"Someone may ask what we should think about scholastic theology, which is a middle way between natural and revealed theology in as much as it teaches revealed things by nature method and arguments. By 'scholastic theology' we do not understand here revealed theology as it is taught in the familiar manner of the schools--which is the sense our Alstead meant when he published his scholastic theology--but rather that philosophical theology that is held in the schools of the papists in order to sustain their doctrine of transubstantiation and other sorts of superstitions. This philosophical theology was born under Lanfranc of Pavia, while he was contending with Berengar over transubstantiation. At that dispute, at every point, Lanfranc lacked the authority of both Augustine and Scripture, in so far as nothing in Augustine or Scripture presents itself in favor of transubstantiation. At least, at that time this philosophical theology was more modest, but afterward, when quite dreadful philosophical terms were contrived, gradually it became more impudent, all the way up to Peter Lombard in his Four Books of Sentences, and from there to Albert the Great and his disciples Thomas Aquinas.
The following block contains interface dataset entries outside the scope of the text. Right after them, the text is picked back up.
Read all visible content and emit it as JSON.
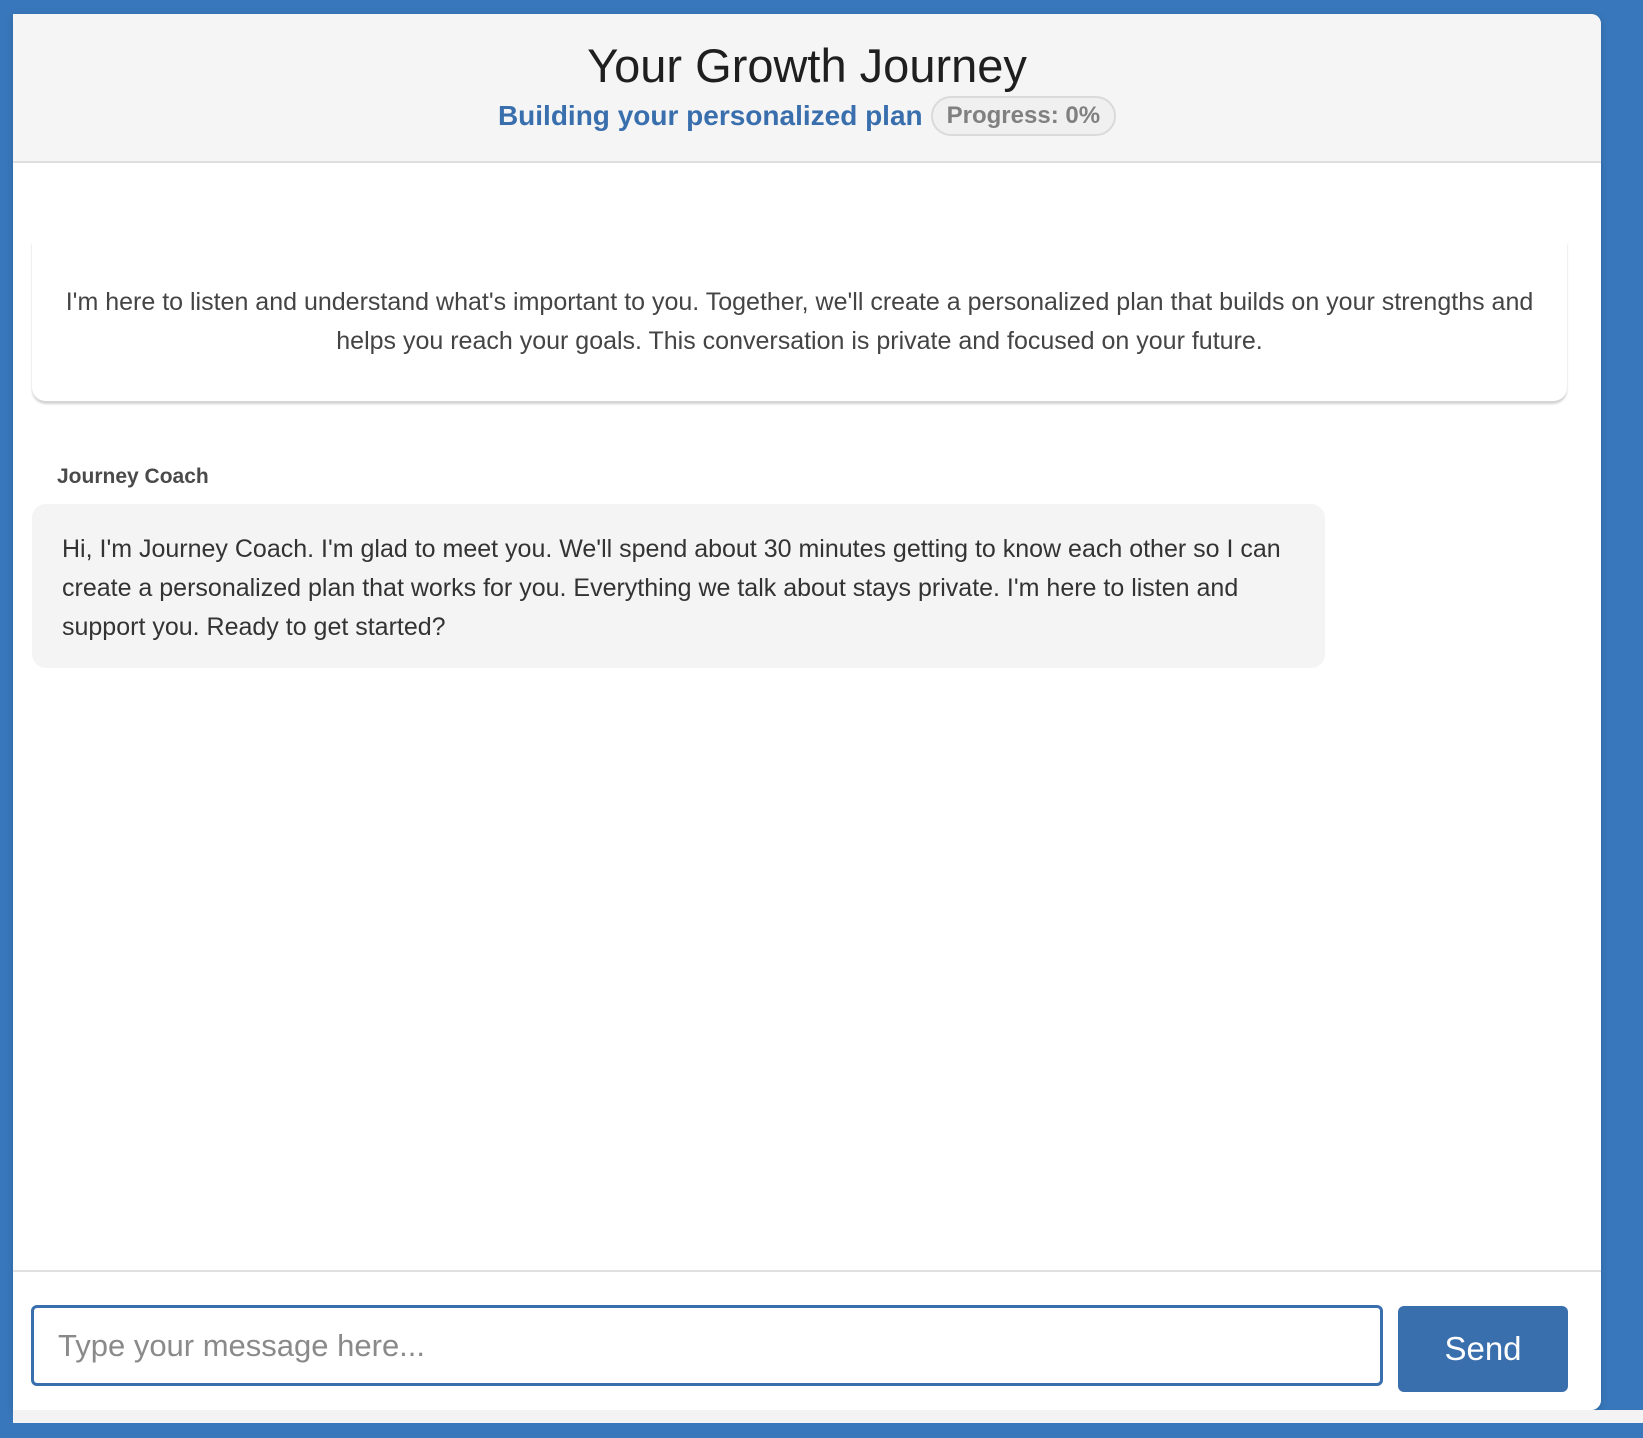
{
  "header": {
    "title": "Your Growth Journey",
    "subtitle": "Building your personalized plan",
    "progress_label": "Progress: 0%"
  },
  "intro": {
    "text": "I'm here to listen and understand what's important to you. Together, we'll create a personalized plan that builds on your strengths and helps you reach your goals. This conversation is private and focused on your future."
  },
  "messages": [
    {
      "sender": "Journey Coach",
      "text": "Hi, I'm Journey Coach. I'm glad to meet you. We'll spend about 30 minutes getting to know each other so I can create a personalized plan that works for you. Everything we talk about stays private. I'm here to listen and support you. Ready to get started?"
    }
  ],
  "composer": {
    "placeholder": "Type your message here...",
    "value": "",
    "send_label": "Send"
  },
  "colors": {
    "accent": "#3a6fae",
    "frame": "#3877bb"
  }
}
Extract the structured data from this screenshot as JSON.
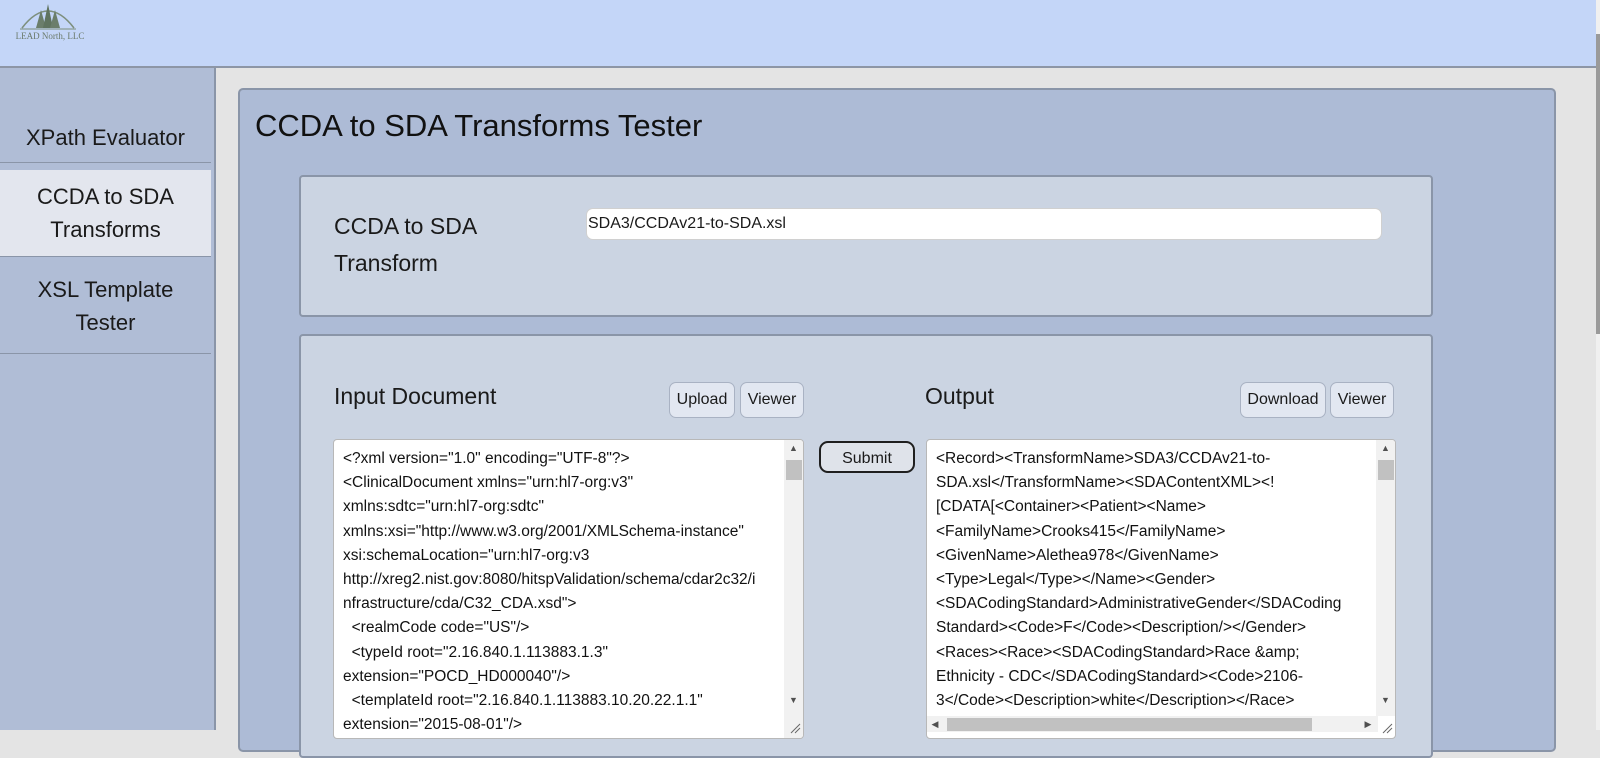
{
  "header": {
    "logo_text": "LEAD North, LLC"
  },
  "sidebar": {
    "items": [
      {
        "label": "XPath Evaluator",
        "active": false
      },
      {
        "label": "CCDA to SDA Transforms",
        "active": true
      },
      {
        "label": "XSL Template Tester",
        "active": false
      }
    ]
  },
  "page": {
    "title": "CCDA to SDA Transforms Tester"
  },
  "transform": {
    "label": "CCDA to SDA Transform",
    "value": "SDA3/CCDAv21-to-SDA.xsl"
  },
  "input": {
    "label": "Input Document",
    "upload_label": "Upload",
    "viewer_label": "Viewer",
    "content": "<?xml version=\"1.0\" encoding=\"UTF-8\"?>\n<ClinicalDocument xmlns=\"urn:hl7-org:v3\"\nxmlns:sdtc=\"urn:hl7-org:sdtc\"\nxmlns:xsi=\"http://www.w3.org/2001/XMLSchema-instance\"\nxsi:schemaLocation=\"urn:hl7-org:v3\nhttp://xreg2.nist.gov:8080/hitspValidation/schema/cdar2c32/i\nnfrastructure/cda/C32_CDA.xsd\">\n  <realmCode code=\"US\"/>\n  <typeId root=\"2.16.840.1.113883.1.3\"\nextension=\"POCD_HD000040\"/>\n  <templateId root=\"2.16.840.1.113883.10.20.22.1.1\"\nextension=\"2015-08-01\"/>"
  },
  "submit_label": "Submit",
  "output": {
    "label": "Output",
    "download_label": "Download",
    "viewer_label": "Viewer",
    "content": "<Record><TransformName>SDA3/CCDAv21-to-\nSDA.xsl</TransformName><SDAContentXML><!\n[CDATA[<Container><Patient><Name>\n<FamilyName>Crooks415</FamilyName>\n<GivenName>Alethea978</GivenName>\n<Type>Legal</Type></Name><Gender>\n<SDACodingStandard>AdministrativeGender</SDACoding\nStandard><Code>F</Code><Description/></Gender>\n<Races><Race><SDACodingStandard>Race &amp;\nEthnicity - CDC</SDACodingStandard><Code>2106-\n3</Code><Description>white</Description></Race>"
  },
  "colors": {
    "header_bg": "#c4d6f8",
    "sidebar_bg": "#b0bdd6",
    "panel_bg": "#adbbd6",
    "card_bg": "#cbd4e2",
    "active_nav_bg": "#e3e6ee"
  },
  "icons": {
    "logo": "pine-trees-logo-icon",
    "scroll_up": "triangle-up-icon",
    "scroll_down": "triangle-down-icon",
    "scroll_left": "triangle-left-icon",
    "scroll_right": "triangle-right-icon",
    "resize": "resize-grip-icon"
  }
}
By Aquinas, without any shame, not only were those quite dreadful philosophical terms augmented to an enormous extent, but also, disregarding the Scriptures, the heads of the faith began to be demonstrated by philosophical reasons, and even Aristotle, Averroes, and others began to be considered equal to the Scriptures, if not preferred over them. Concerning this kind of scholastic theology, it is now asked, 'what should we think?'"2

Van Mastricht then proceeded to give a series of confirming arguments, by which he asserted the following:

"Since the papists generally find nothing in the Scriptures to reinforce their positions on transubstantiation, the absolute rule of the pope, their own satisfactions and merits, and all other kinds of papal doctrines, they commonly flee to philosophical subtleties and go to the thickets of quite dreadful terms. The Reformed generally think, for the reasons already noted, that the aforementioned type of scholastic theology ought to be rigidly proscribed, and in substance agree with the more discriminating of the papists, such as Desiderius, Erasmus, Melchior Canus, Denis, Petau, and others. Nevertheless, there are among the Reformed those who think we should take the middle way, that scholastic theology ought to be neither entirely preserved nor entirely eliminated, but that it ought to be purged of its blemishes, and only then can it be preserved."3

Finally, he sought to explain in what sense scholastic theology is useful when he noted:

"Scholastic theology is useful 1) in controversies with the papists, since you cannot engage very soundly and fruitfully with them if you are unfamiliar with their style, tricks and thickets; 2) in refuting pagans and atheists; 3) in building up souls concerning revealed truth itself; and, especially 4) in those questions that border on theology on one side and philosophy on the other."4

This, it seems to me, is a thoughtful analysis of the weaknesses and strengths of scholastic theology--an analysis that seems to be largely missing from discussions about it in our day.


1. Petrus Van MasctrichtTheoretical-Practical Theology (Grand Rapids: Reformation Heritage Books, 2018) p. 70

2. Ibid., p. 85

3. Ibid.

4. Ibid., p. 86